Oregon and Arkansas were at all-time lows in terms of unemployment level in April, according to Labor Department records.
This is significant because no state had recorded a record low in terms of joblessness since 2008. The Labor Department’s records for unemployment reach back to 1976.
Oregon was shown to stand at a 4.5 percent rate, while Arkansas stood at a 3.9 percent rate. Both rates stood below the unemployment rate of five percent for the entire United States.
Economists warn, however, that the rates of unemployment reported in April may be revised — this often happens months, and even years, into the future. While the general trends of unemployment lessening seem to be accurate in the two respective states, the rate at which it is decreasing may be slightly exaggerated.
One sign that Arkansas’ results may be exaggerated lies in the fact that nonfarm payrolls, generally a more accurate barometer of true unemployment, fell by 0.2 from January to April. Conversely, Oregon’s nonfarm payrolls grew by 1.4 percent during this same period of time.
Despite possible revisability, most see the statistics to be a great sign of the improving economy. Arkansas, for its part, saw its unemployment rate drop by half a percent from the beginning of the year April, while Oregon saw a 0.6 percent drop over the same period of time.

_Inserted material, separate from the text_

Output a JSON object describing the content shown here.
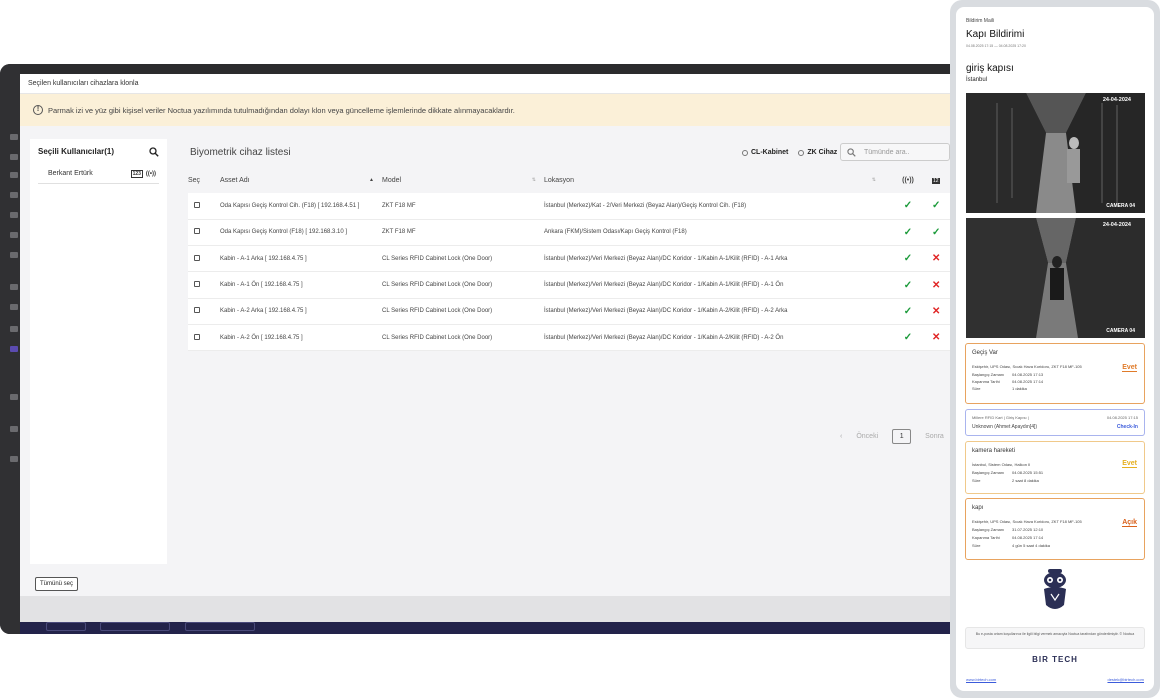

State-level unemployment figures for the month of May are expected to be released on June 17th.